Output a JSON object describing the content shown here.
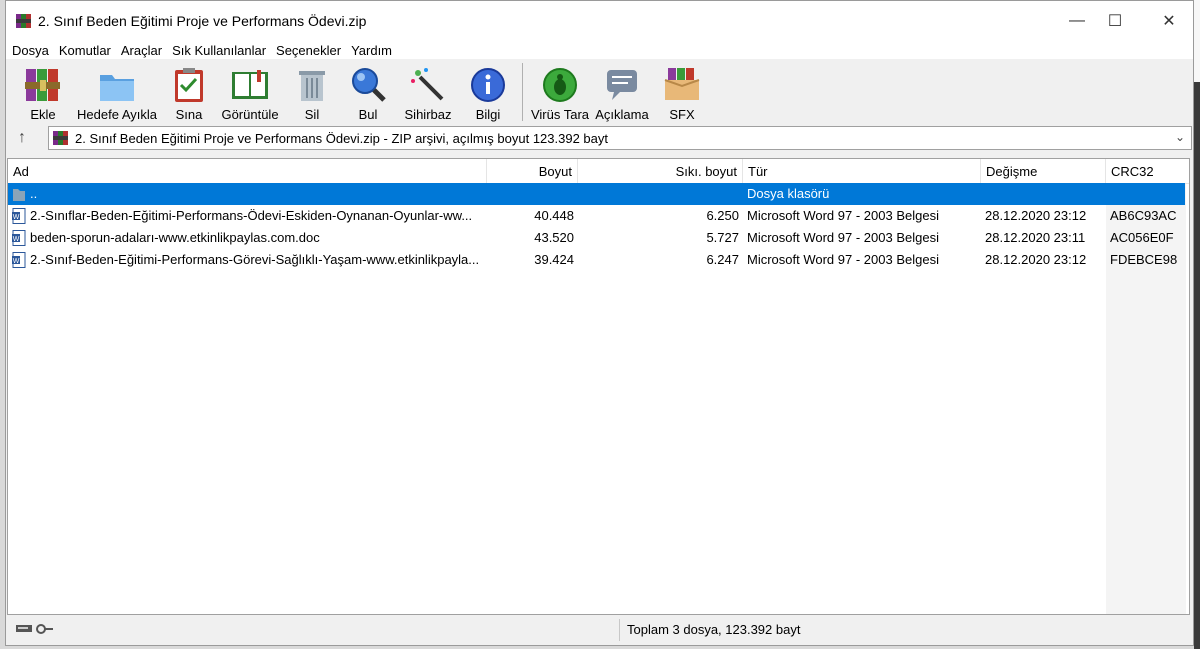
{
  "window": {
    "title": "2. Sınıf Beden Eğitimi Proje ve Performans Ödevi.zip",
    "minimize_glyph": "—",
    "maximize_glyph": "☐",
    "close_glyph": "✕"
  },
  "menu": [
    "Dosya",
    "Komutlar",
    "Araçlar",
    "Sık Kullanılanlar",
    "Seçenekler",
    "Yardım"
  ],
  "toolbar": [
    {
      "label": "Ekle",
      "icon": "books-archive-icon"
    },
    {
      "label": "Hedefe Ayıkla",
      "icon": "folder-extract-icon"
    },
    {
      "label": "Sına",
      "icon": "clipboard-check-icon"
    },
    {
      "label": "Görüntüle",
      "icon": "open-book-icon"
    },
    {
      "label": "Sil",
      "icon": "trash-can-icon"
    },
    {
      "label": "Bul",
      "icon": "magnifier-icon"
    },
    {
      "label": "Sihirbaz",
      "icon": "magic-wand-icon"
    },
    {
      "label": "Bilgi",
      "icon": "info-icon"
    },
    {
      "label": "Virüs Tara",
      "icon": "virus-bug-icon"
    },
    {
      "label": "Açıklama",
      "icon": "comment-bubble-icon"
    },
    {
      "label": "SFX",
      "icon": "sfx-box-icon"
    }
  ],
  "address": {
    "up_glyph": "↑",
    "text": "2. Sınıf Beden Eğitimi Proje ve Performans Ödevi.zip - ZIP arşivi, açılmış boyut 123.392 bayt",
    "dropdown_glyph": "⌄"
  },
  "columns": {
    "name": "Ad",
    "size": "Boyut",
    "packed": "Sıkı. boyut",
    "type": "Tür",
    "modified": "Değişme",
    "crc": "CRC32"
  },
  "rows": [
    {
      "name": "..",
      "size": "",
      "packed": "",
      "type": "Dosya klasörü",
      "modified": "",
      "crc": "",
      "selected": true,
      "icon": "folder-up-icon"
    },
    {
      "name": "2.-Sınıflar-Beden-Eğitimi-Performans-Ödevi-Eskiden-Oynanan-Oyunlar-ww...",
      "size": "40.448",
      "packed": "6.250",
      "type": "Microsoft Word 97 - 2003 Belgesi",
      "modified": "28.12.2020 23:12",
      "crc": "AB6C93AC",
      "icon": "word-doc-icon"
    },
    {
      "name": "beden-sporun-adaları-www.etkinlikpaylas.com.doc",
      "size": "43.520",
      "packed": "5.727",
      "type": "Microsoft Word 97 - 2003 Belgesi",
      "modified": "28.12.2020 23:11",
      "crc": "AC056E0F",
      "icon": "word-doc-icon"
    },
    {
      "name": "2.-Sınıf-Beden-Eğitimi-Performans-Görevi-Sağlıklı-Yaşam-www.etkinlikpayla...",
      "size": "39.424",
      "packed": "6.247",
      "type": "Microsoft Word 97 - 2003 Belgesi",
      "modified": "28.12.2020 23:12",
      "crc": "FDEBCE98",
      "icon": "word-doc-icon"
    }
  ],
  "status": {
    "message": "Toplam 3 dosya, 123.392 bayt"
  },
  "colors": {
    "selection": "#0078d7",
    "window_bg": "#f0f0f0"
  }
}
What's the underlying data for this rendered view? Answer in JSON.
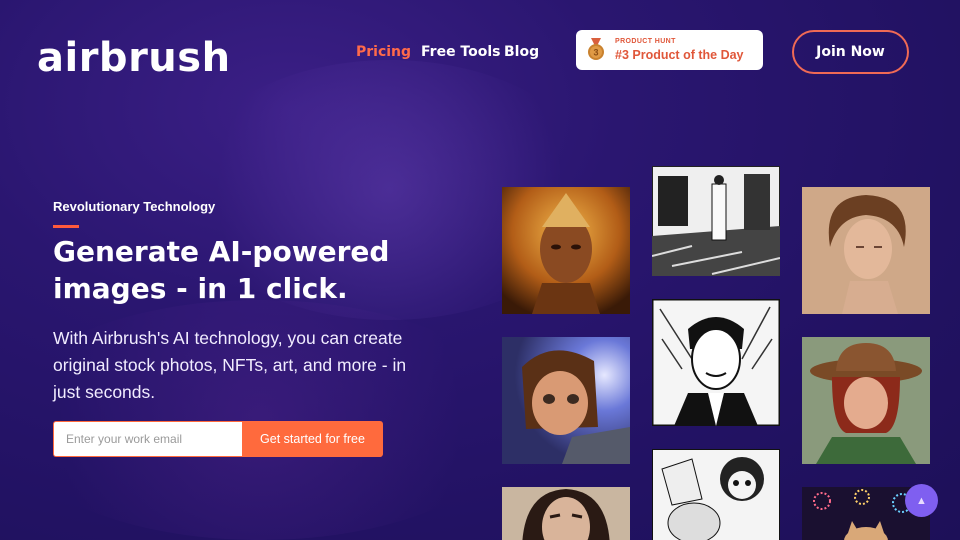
{
  "brand": {
    "logo_text": "airbrush"
  },
  "nav": {
    "items": [
      {
        "label": "Pricing",
        "active": true
      },
      {
        "label": "Free Tools",
        "active": false
      },
      {
        "label": "Blog",
        "active": false
      }
    ]
  },
  "product_hunt": {
    "eyebrow": "PRODUCT HUNT",
    "rank_text": "#3 Product of the Day",
    "medal_number": "3",
    "color": "#e0573a"
  },
  "header": {
    "join_label": "Join Now"
  },
  "hero": {
    "eyebrow": "Revolutionary Technology",
    "headline": "Generate AI-powered images - in 1 click.",
    "subtext": "With Airbrush's AI technology, you can create original stock photos, NFTs, art, and more - in just seconds."
  },
  "signup": {
    "email_placeholder": "Enter your work email",
    "email_value": "",
    "cta_label": "Get started for free"
  },
  "gallery": {
    "images": [
      {
        "name": "golden-warrior-portrait"
      },
      {
        "name": "sketched-interior-woman"
      },
      {
        "name": "curly-haired-woman-portrait"
      },
      {
        "name": "animated-girl-portrait"
      },
      {
        "name": "comic-man-in-suit"
      },
      {
        "name": "woman-in-brown-hat"
      },
      {
        "name": "woman-with-dark-hair"
      },
      {
        "name": "manga-characters-sketch"
      },
      {
        "name": "cat-with-fireworks"
      }
    ]
  },
  "scroll_top": {
    "icon": "chevron-up-icon"
  },
  "colors": {
    "accent": "#ff6a3d",
    "background": "#241366",
    "active_nav": "#ff6a4a",
    "scroll_button": "#7f5ff0"
  }
}
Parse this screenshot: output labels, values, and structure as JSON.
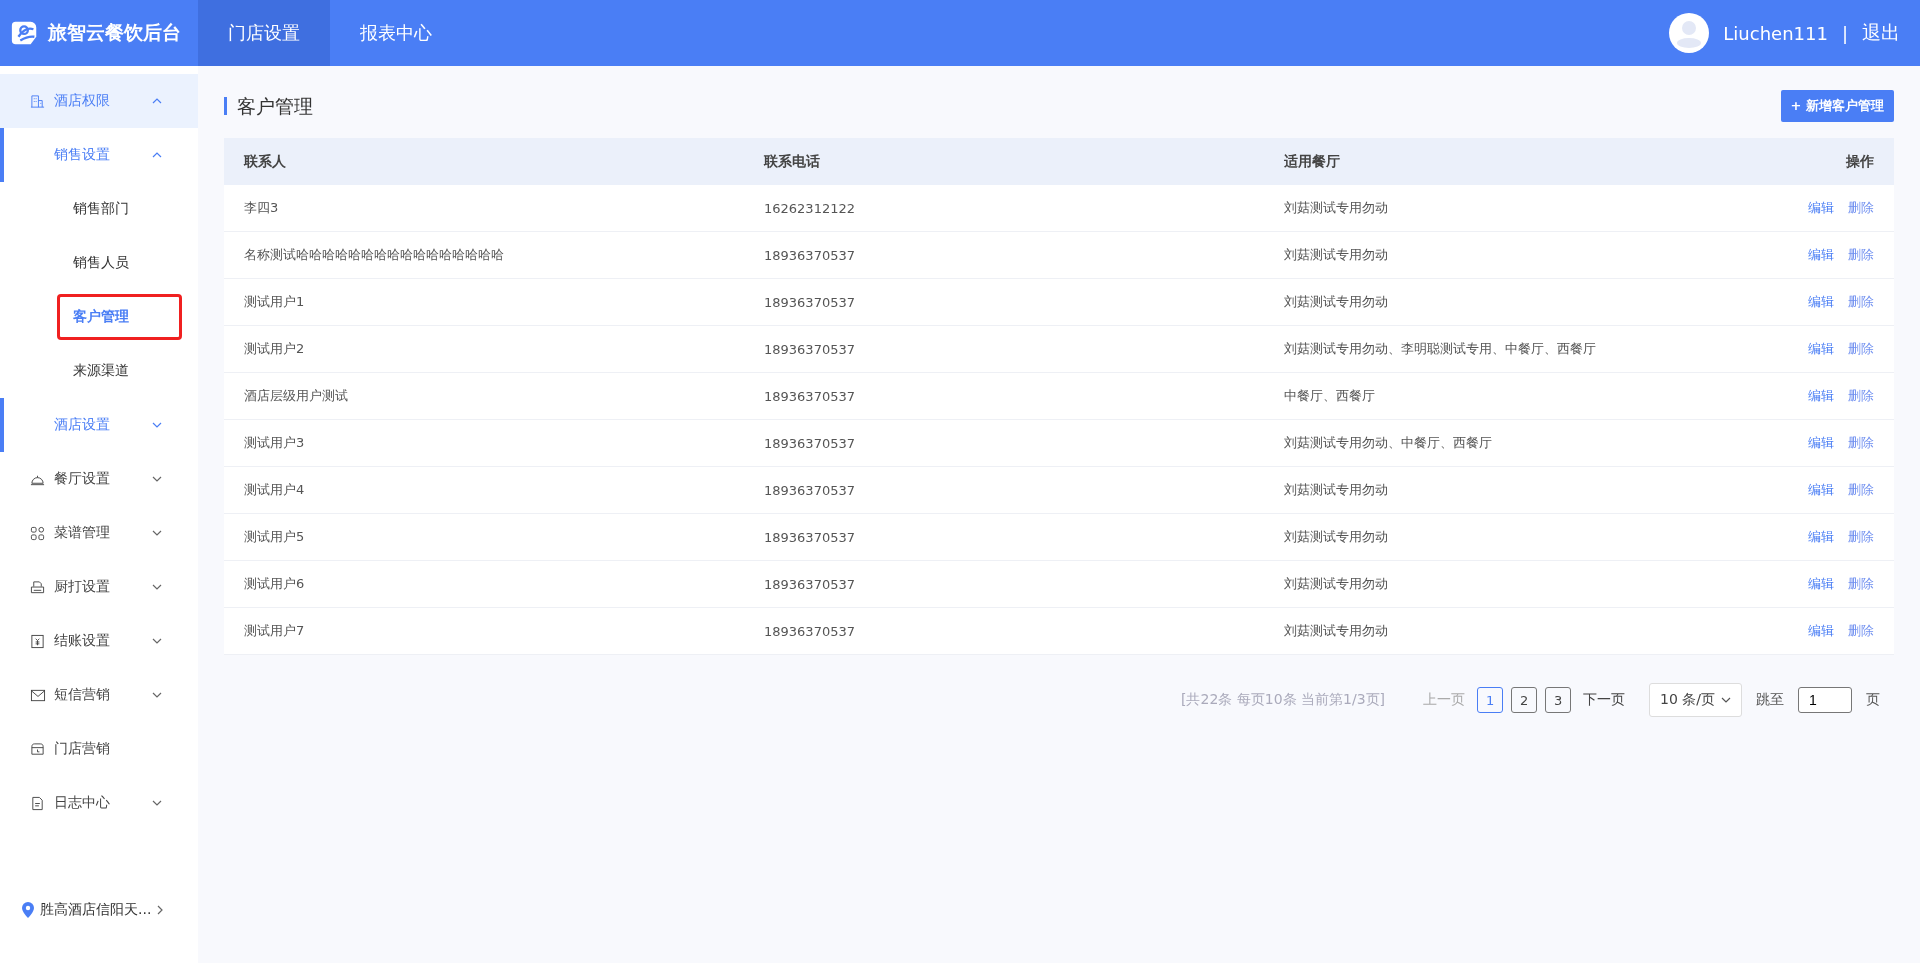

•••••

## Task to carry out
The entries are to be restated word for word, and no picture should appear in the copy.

## Reply to the exercise
Output a JSON object describing the content shown here.
{
  "window": {
    "title": "2. Sınıf Beden Eğitimi Proje ve Performans Ödevi.zip",
    "minimize_glyph": "—",
    "maximize_glyph": "☐",
    "close_glyph": "✕"
  },
  "menu": [
    "Dosya",
    "Komutlar",
    "Araçlar",
    "Sık Kullanılanlar",
    "Seçenekler",
    "Yardım"
  ],
  "toolbar": [
    {
      "label": "Ekle",
      "icon": "books-archive-icon"
    },
    {
      "label": "Hedefe Ayıkla",
      "icon": "folder-extract-icon"
    },
    {
      "label": "Sına",
      "icon": "clipboard-check-icon"
    },
    {
      "label": "Görüntüle",
      "icon": "open-book-icon"
    },
    {
      "label": "Sil",
      "icon": "trash-can-icon"
    },
    {
      "label": "Bul",
      "icon": "magnifier-icon"
    },
    {
      "label": "Sihirbaz",
      "icon": "magic-wand-icon"
    },
    {
      "label": "Bilgi",
      "icon": "info-icon"
    },
    {
      "label": "Virüs Tara",
      "icon": "virus-bug-icon"
    },
    {
      "label": "Açıklama",
      "icon": "comment-bubble-icon"
    },
    {
      "label": "SFX",
      "icon": "sfx-box-icon"
    }
  ],
  "address": {
    "up_glyph": "↑",
    "text": "2. Sınıf Beden Eğitimi Proje ve Performans Ödevi.zip - ZIP arşivi, açılmış boyut 123.392 bayt",
    "dropdown_glyph": "⌄"
  },
  "columns": {
    "name": "Ad",
    "size": "Boyut",
    "packed": "Sıkı. boyut",
    "type": "Tür",
    "modified": "Değişme",
    "crc": "CRC32"
  },
  "rows": [
    {
      "name": "..",
      "size": "",
      "packed": "",
      "type": "Dosya klasörü",
      "modified": "",
      "crc": "",
      "selected": true,
      "icon": "folder-up-icon"
    },
    {
      "name": "2.-Sınıflar-Beden-Eğitimi-Performans-Ödevi-Eskiden-Oynanan-Oyunlar-ww...",
      "size": "40.448",
      "packed": "6.250",
      "type": "Microsoft Word 97 - 2003 Belgesi",
      "modified": "28.12.2020 23:12",
      "crc": "AB6C93AC",
      "icon": "word-doc-icon"
    },
    {
      "name": "beden-sporun-adaları-www.etkinlikpaylas.com.doc",
      "size": "43.520",
      "packed": "5.727",
      "type": "Microsoft Word 97 - 2003 Belgesi",
      "modified": "28.12.2020 23:11",
      "crc": "AC056E0F",
      "icon": "word-doc-icon"
    },
    {
      "name": "2.-Sınıf-Beden-Eğitimi-Performans-Görevi-Sağlıklı-Yaşam-www.etkinlikpayla...",
      "size": "39.424",
      "packed": "6.247",
      "type": "Microsoft Word 97 - 2003 Belgesi",
      "modified": "28.12.2020 23:12",
      "crc": "FDEBCE98",
      "icon": "word-doc-icon"
    }
  ],
  "status": {
    "message": "Toplam 3 dosya, 123.392 bayt"
  },
  "colors": {
    "selection": "#0078d7",
    "window_bg": "#f0f0f0"
  }
}
What's the underlying data for this rendered view? Answer in JSON.
{
  "brand": {
    "logo_text": "airbrush"
  },
  "nav": {
    "items": [
      {
        "label": "Pricing",
        "active": true
      },
      {
        "label": "Free Tools",
        "active": false
      },
      {
        "label": "Blog",
        "active": false
      }
    ]
  },
  "product_hunt": {
    "eyebrow": "PRODUCT HUNT",
    "rank_text": "#3 Product of the Day",
    "medal_number": "3",
    "color": "#e0573a"
  },
  "header": {
    "join_label": "Join Now"
  },
  "hero": {
    "eyebrow": "Revolutionary Technology",
    "headline": "Generate AI-powered images - in 1 click.",
    "subtext": "With Airbrush's AI technology, you can create original stock photos, NFTs, art, and more - in just seconds."
  },
  "signup": {
    "email_placeholder": "Enter your work email",
    "email_value": "",
    "cta_label": "Get started for free"
  },
  "gallery": {
    "images": [
      {
        "name": "golden-warrior-portrait"
      },
      {
        "name": "sketched-interior-woman"
      },
      {
        "name": "curly-haired-woman-portrait"
      },
      {
        "name": "animated-girl-portrait"
      },
      {
        "name": "comic-man-in-suit"
      },
      {
        "name": "woman-in-brown-hat"
      },
      {
        "name": "woman-with-dark-hair"
      },
      {
        "name": "manga-characters-sketch"
      },
      {
        "name": "cat-with-fireworks"
      }
    ]
  },
  "scroll_top": {
    "icon": "chevron-up-icon"
  },
  "colors": {
    "accent": "#ff6a3d",
    "background": "#241366",
    "active_nav": "#ff6a4a",
    "scroll_button": "#7f5ff0"
  }
}
Parse this screenshot: output labels, values, and structure as JSON.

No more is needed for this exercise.